It's been ten months since a tornado tore through north Minneapolis causing more than $16 million in damage to public infrastructure.
Minneapolis City Council Member Don Samuels represents much of the north side of Minneapolis. In a Wednesday interview with Tom Crann of All Things Considered, Samuels said the neighborhood is heading in the right direction — 90 percent of home insurance claims have been settled — but that there is much work left remaining.
An edited transcript of that discussion is below.
Tom Crann: Is a number like that, 90 percent of insurance claims, telling the whole story?
Don Samuels: No. It's not telling about the 10 percent of insured properties and it's not telling about regionally disproportionate number of uninsured properties. Then you had investors who bought properties for a song, $10,000 for properties that were foreclosed or abandoned or owned by banks in Europe. They got some bulk package and they have these cheap houses and some of those were not insured.
Crann: How well have people in north Minneapolis recovered from the tornado ten months later?
Samuels: The disaster-responding experts like Catholic Charities and the Lutheran Brotherhood and so on, gave us a chart that showed a steep rise in common goodwill right after a disaster that lasts about a week. Then there's a precipitous fall into some deep dungeon of despair. We've found that we have beaten the odds in north Minneapolis.
It was almost outrageous the level of generosity from the north side community among neighbors, and from the regional community... We had two days of 2,000 volunteers then a couple weeks of on average about 700 volunteers pouring in. Then we had a generous fundraising effort among foundations, raising several million dollars.
In addition to that, we brought together all the north side contractors, put them on a preferred contractors list and informed the community of their availability and their skills and their approval. And those people were first in line to do the work.
All around there was all of this goodwill, this highly organized response between the city and neighborhoods and non-profits and the goodwill of neighbors helping each other.
Crann: After the tornado, in the weeks after certainly, there was a lot of public goodwill and a lot of people chipping in. Ten months later, at the top of your list, what needs to be done?
Samuels: We still have some people whose homes are not repaired, who are still arguing with insurance companies. Some insurance companies have not been fair, so some people are holding out on settling for less than they think they should get. Or there are some people who just did not have insurance, and what is required to make them whole is such a big investment that non-profit help has only been able to help them some.
Crann: In that neighborhood, Broadway [and] Penn [avenues], what would you say the business situation is now, ten months later?
Samuels: It's pretty devastated. A lot of these small businesses, their tenancy was taken away, they were renting the spaces.
We declared a development area... Now we've taken the opportunity to expand the node by acquiring those properties up. At night, for instance, or even during the day, you don't get the sense of commercial energy.
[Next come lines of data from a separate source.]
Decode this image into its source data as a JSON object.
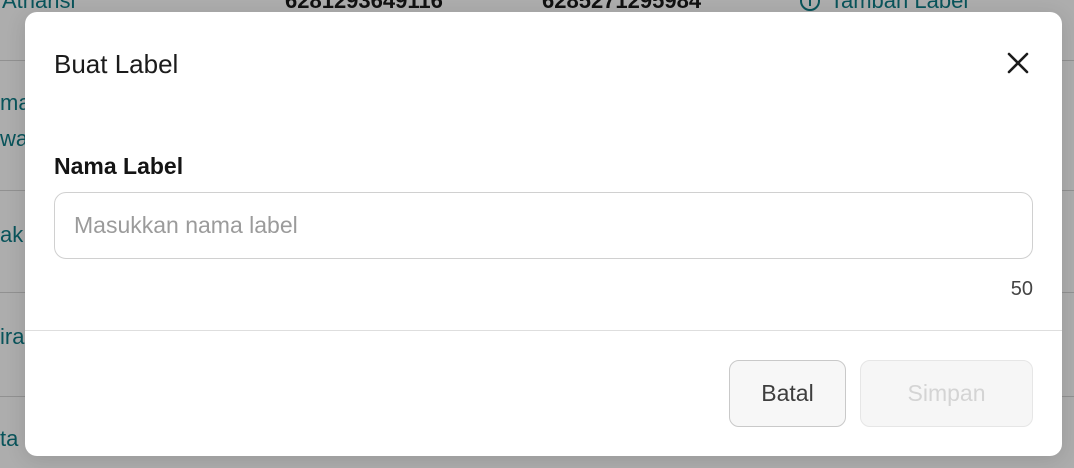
{
  "background": {
    "row1": {
      "name": "Atharisi",
      "phone_1": "6281293649116",
      "phone_2": "6285271295984",
      "action_label": "Tambah Label"
    },
    "side_fragments": [
      "ma",
      "wa",
      "ak",
      "ira",
      "ta"
    ]
  },
  "modal": {
    "title": "Buat Label",
    "close_icon": "close-icon",
    "field": {
      "label": "Nama Label",
      "value": "",
      "placeholder": "Masukkan nama label",
      "char_limit": "50"
    },
    "buttons": {
      "cancel": "Batal",
      "save": "Simpan",
      "save_disabled": true
    }
  },
  "colors": {
    "accent": "#0e7c86",
    "overlay": "rgba(0,0,0,0.32)",
    "text_primary": "#1b1b1b",
    "border": "#d0d0d0",
    "disabled_text": "#d4d4d4"
  }
}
There is a lot of energy brewing in the background as we are busily acquiring properties and designing plans for future [proposals] that will address housing, mixed use, commercial, residential on a grander scale.
Crann: The city is acquiring the residential properties and changing it so [that] it's a more business-oriented neighborhood?
Samuels: We're very excited about that because the north side has a lot of disposable income. It's estimated that $7 million leaves the north side for the surrounding areas suburbs and downtown just for restaurants every year... We want to keep our money and we want to keep our people and we're going to design the kind of amenities and facilities that will attract us and folks from outside because the money's here.
Interview transcribed by Jon Collins, MPR reporter.